50 Here is the answer to Eunomius' contention above (p. 270), that "in the earliest of the sacred records before the creation of man, the naming of fruit and seed are mentioned in Holy Writ." He calls Basil, for not observing this, a pagan and atheist. So below he calls him a follower of Valentinus, "a sower of tares," for making the human faculty (epinoia) the maker of names, even of those of the Only-begotten; apparently, as Valentinus multiplied the names of Christ.
56 hastily improvised. But Origen, c. Celsum iii. 6, says-"Celsus has not shewn himself a just critic of the differing accounts of the Egyptians and the Jews. ...He does not see that it was not possible for so large a number of rebellious Egyptians, after starting off in this way, to have changed their language at the very moment of their insurrection, and so become a separate nation, so that those who one day spoke Egyptian suddenly spoke a complete Hebrew dialect. Allow for a moment that when they left Egypt they rejected also their mother tongue; how was it that, thereupon, they did not adopt the Syrian or Phoenician, but the Hebrew which was so different from both these? ...For the Hebrew had been their national language before they went down into Egypt:" And, i. 16-"I wonder how Celsus can admit the Odrysians amongst the most ancient as well as the wisest peoples but will admit the Jews into neithers notwithstanding that there are many hooks in Egypt and Phoenicia and Greece which testify to their antiquity. Any one who likes can read Flavius Josephus' two looks on the antiquity of the Jews, where he makes a large collection of writers who witness to this." And yet, iii. 7, he goes on to say (what Gregory is here alluding to) that while any way the Hebrew language was never Egyptian, "yet if we look deeper, we might find it possible to say in the case of the Exodus that there was a miracle: viz. the whole mass of the Hebrew people receiving a language; that such language was the gift of God, as one of their own prophets has expressed it, `when he came out of Egypt, he heard a strange language.0'"

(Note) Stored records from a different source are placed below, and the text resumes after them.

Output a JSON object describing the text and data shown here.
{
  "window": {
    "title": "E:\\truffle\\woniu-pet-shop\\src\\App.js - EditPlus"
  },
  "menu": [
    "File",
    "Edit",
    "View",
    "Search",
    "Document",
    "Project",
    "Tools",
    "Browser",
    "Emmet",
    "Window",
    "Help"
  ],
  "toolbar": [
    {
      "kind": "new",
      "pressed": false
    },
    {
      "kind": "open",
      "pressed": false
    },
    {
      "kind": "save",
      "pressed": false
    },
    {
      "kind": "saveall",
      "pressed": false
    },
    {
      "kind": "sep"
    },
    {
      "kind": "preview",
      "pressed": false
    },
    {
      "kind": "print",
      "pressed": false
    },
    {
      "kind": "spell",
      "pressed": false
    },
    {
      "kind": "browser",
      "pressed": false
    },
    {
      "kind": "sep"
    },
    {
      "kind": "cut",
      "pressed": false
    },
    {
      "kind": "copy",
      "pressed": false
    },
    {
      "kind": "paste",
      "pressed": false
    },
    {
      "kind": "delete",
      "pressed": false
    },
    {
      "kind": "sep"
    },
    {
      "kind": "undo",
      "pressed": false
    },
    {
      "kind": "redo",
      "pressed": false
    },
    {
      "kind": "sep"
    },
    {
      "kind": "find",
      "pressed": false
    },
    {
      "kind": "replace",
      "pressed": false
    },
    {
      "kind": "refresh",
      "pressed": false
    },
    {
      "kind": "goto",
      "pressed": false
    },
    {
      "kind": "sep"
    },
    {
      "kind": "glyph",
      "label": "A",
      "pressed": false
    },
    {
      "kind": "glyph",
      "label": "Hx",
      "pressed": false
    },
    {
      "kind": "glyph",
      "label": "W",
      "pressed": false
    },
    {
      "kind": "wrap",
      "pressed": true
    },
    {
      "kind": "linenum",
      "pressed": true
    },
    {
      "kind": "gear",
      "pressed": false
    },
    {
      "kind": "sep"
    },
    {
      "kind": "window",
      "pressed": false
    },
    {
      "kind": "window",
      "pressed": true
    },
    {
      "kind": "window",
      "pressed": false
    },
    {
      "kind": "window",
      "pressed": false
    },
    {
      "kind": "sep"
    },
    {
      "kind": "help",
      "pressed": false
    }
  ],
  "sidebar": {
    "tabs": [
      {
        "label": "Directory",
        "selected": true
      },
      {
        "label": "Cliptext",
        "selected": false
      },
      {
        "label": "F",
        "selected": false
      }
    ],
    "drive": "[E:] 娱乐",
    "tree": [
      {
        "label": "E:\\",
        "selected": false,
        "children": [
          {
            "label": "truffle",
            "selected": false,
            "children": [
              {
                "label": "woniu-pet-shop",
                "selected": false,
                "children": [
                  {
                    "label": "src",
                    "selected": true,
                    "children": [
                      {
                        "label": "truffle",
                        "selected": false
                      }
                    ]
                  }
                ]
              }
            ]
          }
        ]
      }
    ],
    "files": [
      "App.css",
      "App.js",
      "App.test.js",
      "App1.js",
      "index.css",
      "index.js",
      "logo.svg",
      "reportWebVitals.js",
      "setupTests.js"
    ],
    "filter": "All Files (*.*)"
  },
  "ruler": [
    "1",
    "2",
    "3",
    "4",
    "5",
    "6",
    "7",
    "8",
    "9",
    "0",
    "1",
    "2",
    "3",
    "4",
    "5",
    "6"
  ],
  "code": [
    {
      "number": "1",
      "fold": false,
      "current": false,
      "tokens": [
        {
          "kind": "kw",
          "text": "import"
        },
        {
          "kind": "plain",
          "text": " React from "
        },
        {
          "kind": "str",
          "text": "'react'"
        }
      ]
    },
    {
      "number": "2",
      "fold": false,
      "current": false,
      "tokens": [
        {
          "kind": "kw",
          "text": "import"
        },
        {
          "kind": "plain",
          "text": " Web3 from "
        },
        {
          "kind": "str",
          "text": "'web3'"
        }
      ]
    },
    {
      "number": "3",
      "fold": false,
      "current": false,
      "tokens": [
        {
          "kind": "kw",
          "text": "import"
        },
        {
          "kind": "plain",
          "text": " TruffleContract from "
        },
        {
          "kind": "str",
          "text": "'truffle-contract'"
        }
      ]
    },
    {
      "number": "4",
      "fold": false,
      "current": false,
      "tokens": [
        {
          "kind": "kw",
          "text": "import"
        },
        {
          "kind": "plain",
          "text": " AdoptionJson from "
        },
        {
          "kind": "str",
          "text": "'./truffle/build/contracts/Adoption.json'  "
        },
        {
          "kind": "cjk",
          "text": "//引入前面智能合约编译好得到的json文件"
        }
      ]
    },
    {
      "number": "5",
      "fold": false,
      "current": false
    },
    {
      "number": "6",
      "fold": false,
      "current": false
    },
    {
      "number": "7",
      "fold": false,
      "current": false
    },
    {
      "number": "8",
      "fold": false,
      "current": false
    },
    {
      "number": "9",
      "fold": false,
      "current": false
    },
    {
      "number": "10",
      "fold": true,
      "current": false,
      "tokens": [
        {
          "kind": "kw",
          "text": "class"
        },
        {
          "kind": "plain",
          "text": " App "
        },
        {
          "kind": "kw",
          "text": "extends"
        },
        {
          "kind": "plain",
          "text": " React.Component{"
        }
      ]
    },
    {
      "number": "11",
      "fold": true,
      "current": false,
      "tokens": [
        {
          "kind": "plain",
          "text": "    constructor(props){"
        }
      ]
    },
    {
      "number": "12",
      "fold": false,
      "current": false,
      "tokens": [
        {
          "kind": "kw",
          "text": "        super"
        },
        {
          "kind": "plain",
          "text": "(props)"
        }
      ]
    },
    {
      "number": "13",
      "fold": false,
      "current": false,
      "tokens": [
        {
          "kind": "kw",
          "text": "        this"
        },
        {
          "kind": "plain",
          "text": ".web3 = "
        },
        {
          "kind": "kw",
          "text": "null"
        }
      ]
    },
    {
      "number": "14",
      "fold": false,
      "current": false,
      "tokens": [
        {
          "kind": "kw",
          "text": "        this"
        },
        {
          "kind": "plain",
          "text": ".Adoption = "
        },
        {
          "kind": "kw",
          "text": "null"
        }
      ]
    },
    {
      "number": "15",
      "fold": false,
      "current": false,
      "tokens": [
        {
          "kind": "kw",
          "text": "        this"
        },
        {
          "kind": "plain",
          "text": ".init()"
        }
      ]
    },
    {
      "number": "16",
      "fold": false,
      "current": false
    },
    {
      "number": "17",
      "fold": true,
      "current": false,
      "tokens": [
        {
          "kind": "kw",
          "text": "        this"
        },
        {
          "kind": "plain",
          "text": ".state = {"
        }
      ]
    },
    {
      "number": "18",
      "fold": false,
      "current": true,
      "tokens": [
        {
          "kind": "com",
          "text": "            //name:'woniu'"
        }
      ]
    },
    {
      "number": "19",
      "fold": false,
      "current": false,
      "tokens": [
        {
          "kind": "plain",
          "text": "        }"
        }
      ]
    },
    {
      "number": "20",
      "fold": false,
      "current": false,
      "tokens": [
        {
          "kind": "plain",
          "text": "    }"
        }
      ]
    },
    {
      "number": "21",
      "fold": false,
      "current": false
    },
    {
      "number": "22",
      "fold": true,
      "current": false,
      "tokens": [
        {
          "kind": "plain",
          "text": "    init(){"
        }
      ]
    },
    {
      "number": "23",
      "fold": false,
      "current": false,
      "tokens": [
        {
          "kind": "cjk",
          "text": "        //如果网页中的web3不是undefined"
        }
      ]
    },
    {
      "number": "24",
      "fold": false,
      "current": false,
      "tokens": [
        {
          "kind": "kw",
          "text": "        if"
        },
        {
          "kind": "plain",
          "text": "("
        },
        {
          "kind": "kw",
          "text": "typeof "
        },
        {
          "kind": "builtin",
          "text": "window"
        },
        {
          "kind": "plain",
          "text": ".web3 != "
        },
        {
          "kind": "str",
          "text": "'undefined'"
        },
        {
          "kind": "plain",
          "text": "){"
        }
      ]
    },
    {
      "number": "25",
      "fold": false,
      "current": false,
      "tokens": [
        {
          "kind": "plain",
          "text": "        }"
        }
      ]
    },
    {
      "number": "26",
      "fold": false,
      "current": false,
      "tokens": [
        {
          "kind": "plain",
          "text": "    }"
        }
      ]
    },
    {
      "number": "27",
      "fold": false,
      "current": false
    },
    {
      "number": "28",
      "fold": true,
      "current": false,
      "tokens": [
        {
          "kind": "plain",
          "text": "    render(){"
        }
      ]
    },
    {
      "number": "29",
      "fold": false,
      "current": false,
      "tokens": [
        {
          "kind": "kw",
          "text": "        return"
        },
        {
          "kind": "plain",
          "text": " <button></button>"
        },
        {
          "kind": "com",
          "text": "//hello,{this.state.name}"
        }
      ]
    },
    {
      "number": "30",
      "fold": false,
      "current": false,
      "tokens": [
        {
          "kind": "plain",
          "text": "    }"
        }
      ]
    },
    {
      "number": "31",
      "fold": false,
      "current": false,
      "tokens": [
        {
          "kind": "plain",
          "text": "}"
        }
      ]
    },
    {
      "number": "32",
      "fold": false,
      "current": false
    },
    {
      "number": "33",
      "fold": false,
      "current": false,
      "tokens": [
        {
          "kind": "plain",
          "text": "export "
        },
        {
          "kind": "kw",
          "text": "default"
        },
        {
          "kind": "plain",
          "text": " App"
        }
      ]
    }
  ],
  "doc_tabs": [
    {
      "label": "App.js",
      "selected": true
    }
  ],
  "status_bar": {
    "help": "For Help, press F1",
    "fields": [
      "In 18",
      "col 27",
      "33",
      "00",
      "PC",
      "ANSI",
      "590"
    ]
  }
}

57 kaitij. This reading (and not the interrogative tij, as Oehler) is required by the context, where Gregory actually favours this theory of the lateness of the Hebrew tongue: and is confirmed by Gretser's Latin, "Et nescio quis Prophetae sermo."
60 apodrantej. So also the Paris editt. The Munich ms. has apodrsantej, which form of the aorist is not found at all in classic Greek, and is only used as Oehler notices by Epiphanius (e. g. Panar. liv. 1; lxviii. 4) and a few other writers of a debased style.
64 ta parateqenta par ekeinwn anqupoisw. He does this below. "And we will return to his a argument that even thence we may muster reinforcements for the Truth." Gregory there goes on to show that Eunomius, who attacks the doctrine that the names of God are the result of Conception, and makes their Scriptural use a proof that they are God's own direct teaching, himself seeks to overthrow this doctrine by means of the term Ungenerate, which is not in Scripture: hence, by his own showing, this theory about the Scripture names is not true. The above is the reading of the Munich ms.: Oehler has the vox nihili pareqenta.
77 diabeblhtai. The Latin, "vulgo usurpata sunt," misses the force of the Greek. Or "are disliked because of their obvious meaning." Cf. above "even though these words ...seem not above suspicion (diabeblhoqai dokei)." For this use of diaballesqai (to be brought into suspicion or odium), cf. Origen c. Cels. iii. 58, diabeblhmenw proj arethn kai kalokagaqian, i. e. "who has quite broken with virtue and decency?" and vi. 42, where Celsus blasphemously says, that "the Son of God ought to have himself punished the Devil, rather than frighten with his threats that mankind which had been dragged into the quarrel by himself" (toij up' autou diabeblhmenoij anqrwpoij): a passage quite missed in the Latin.